Conservative gays, such as Andrew Sullivan, confuse me. Culturally, at least during my life, conservatism has preached a return to an earlier gentler time. Barring that, it seeks to preserve the status quo. Neither earlier times nor the status quo have treated gays gently.
However, if more Republican legislators thought along the lines of Sullivan—whose political conservatism grounds itself in defense, fiscal responsibility, small government, and personal accountability—I'd have more confidence in at least half of the U.S. government. I might not agree with them on every point, but at least I'd feel as though I could reason with them.
In addition to being an interesting writer, Sullivan has always struck me as particularly media savvy. Virtually every magazine he has played a role in succeeded during his tenure, and he has openly and successfully navigated the turbulent waters of being Catholic, conservative, and gay. Further proof of his media savvy can be found at The Atlantic online in his essay Why I Blog.
It’s a difficult balance, between your own interests and obsessions, and the knowledge, insight, and wit of others—but an immensely rich one. There are times, in fact, when a blogger feels less like a writer than an online disc jockey, mixing samples of tunes and generating new melodies through mashups while also making his own music. He is both artist and producer—and the beat always goes on.The rest of the essay is equally insightful, but this quote is so noteworthy for the concision with which it highlights the fulcral nature of blogs as a medium.

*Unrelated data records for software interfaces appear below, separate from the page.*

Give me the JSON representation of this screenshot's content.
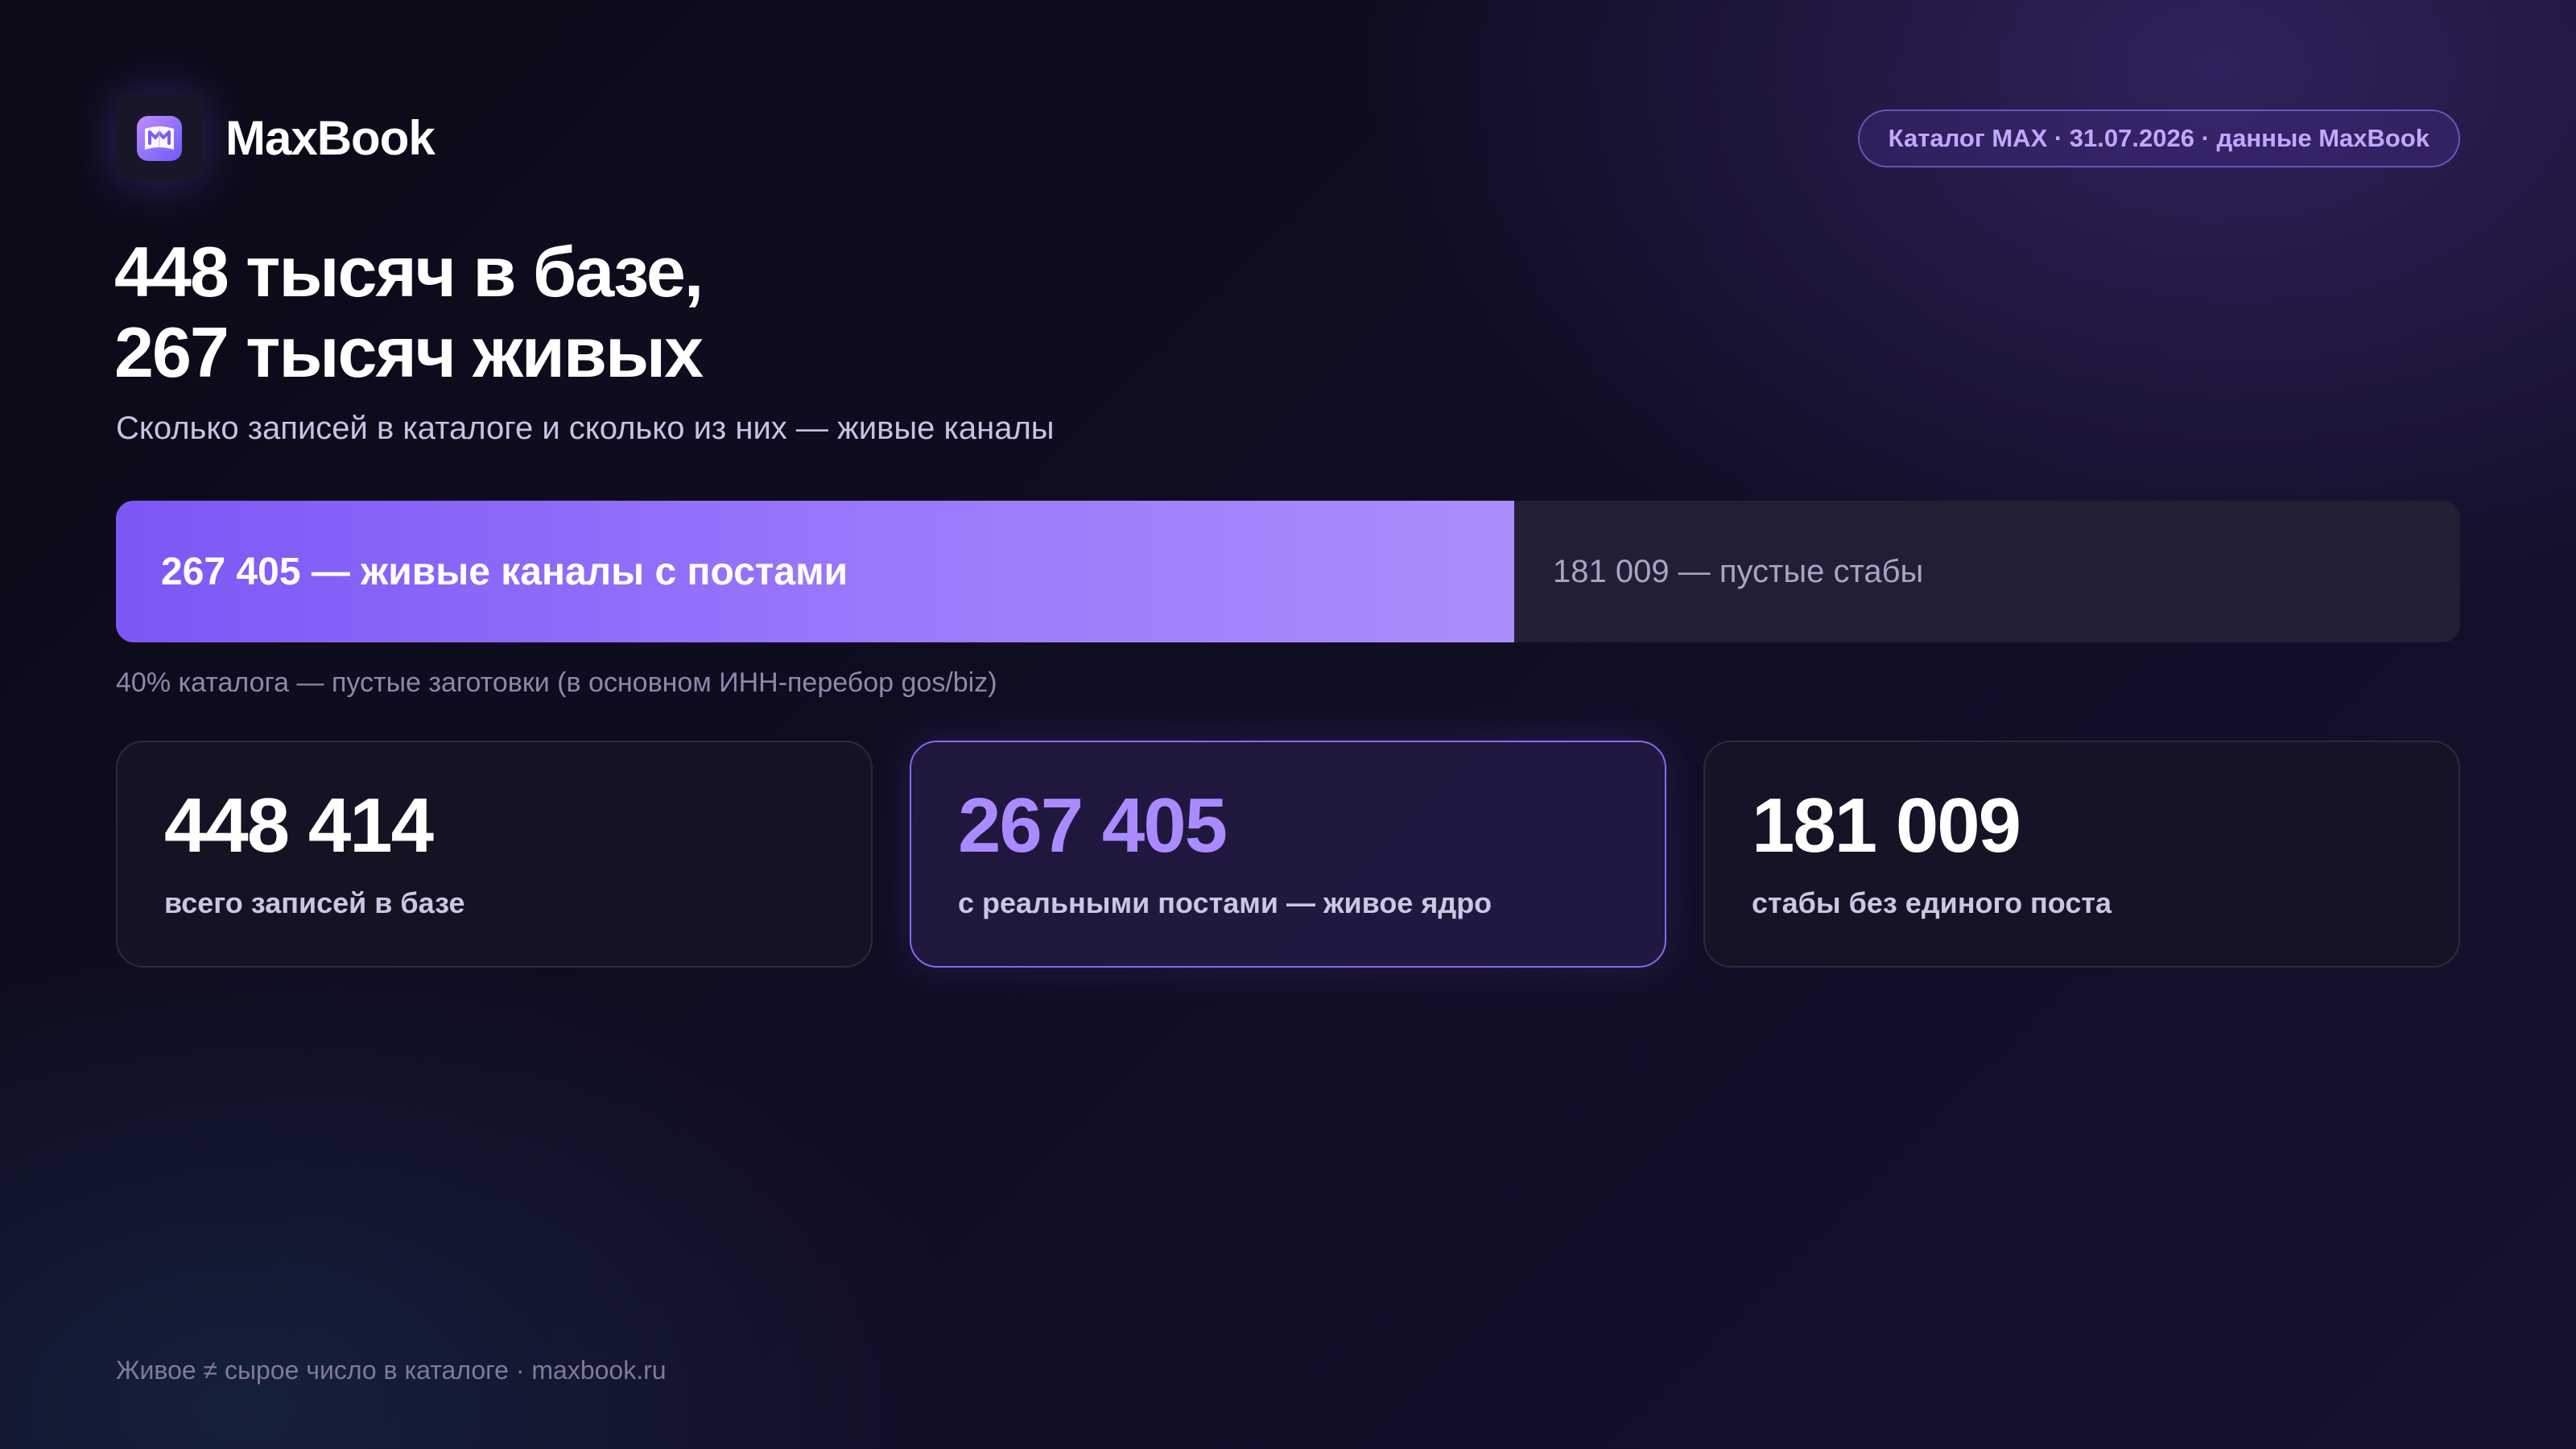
{
  "brand": {
    "name": "MaxBook",
    "icon": "maxbook-logo-icon",
    "accent_color": "#8b6cf6"
  },
  "badge": "Каталог MAX · 31.07.2026 · данные MaxBook",
  "headline": {
    "line1": "448 тысяч в базе,",
    "line2": "267 тысяч живых"
  },
  "subtitle": "Сколько записей в каталоге и сколько из них — живые каналы",
  "split_bar": {
    "total": 448414,
    "live": {
      "value": 267405,
      "label": "267 405 — живые каналы с постами",
      "color": "#8b6cf6"
    },
    "empty": {
      "value": 181009,
      "label": "181 009 — пустые стабы",
      "color": "#221e33"
    }
  },
  "note": "40% каталога — пустые заготовки (в основном ИНН-перебор gos/biz)",
  "stats": [
    {
      "value": "448 414",
      "label": "всего записей в базе",
      "highlight": false
    },
    {
      "value": "267 405",
      "label": "с реальными постами — живое ядро",
      "highlight": true
    },
    {
      "value": "181 009",
      "label": "стабы без единого поста",
      "highlight": false
    }
  ],
  "footer": "Живое ≠ сырое число в каталоге · maxbook.ru"
}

Blogs provide writers—who according to McLuhan's paradigm practice a visual, linear, left-brain art—an acoustic, right-brain, everywhere-at-once space within which to operate. With their concomitant comments and nonlinear, hyperlinked, mashed-up structure, blogs enable writers and readers to exist both visually and acoustically at once.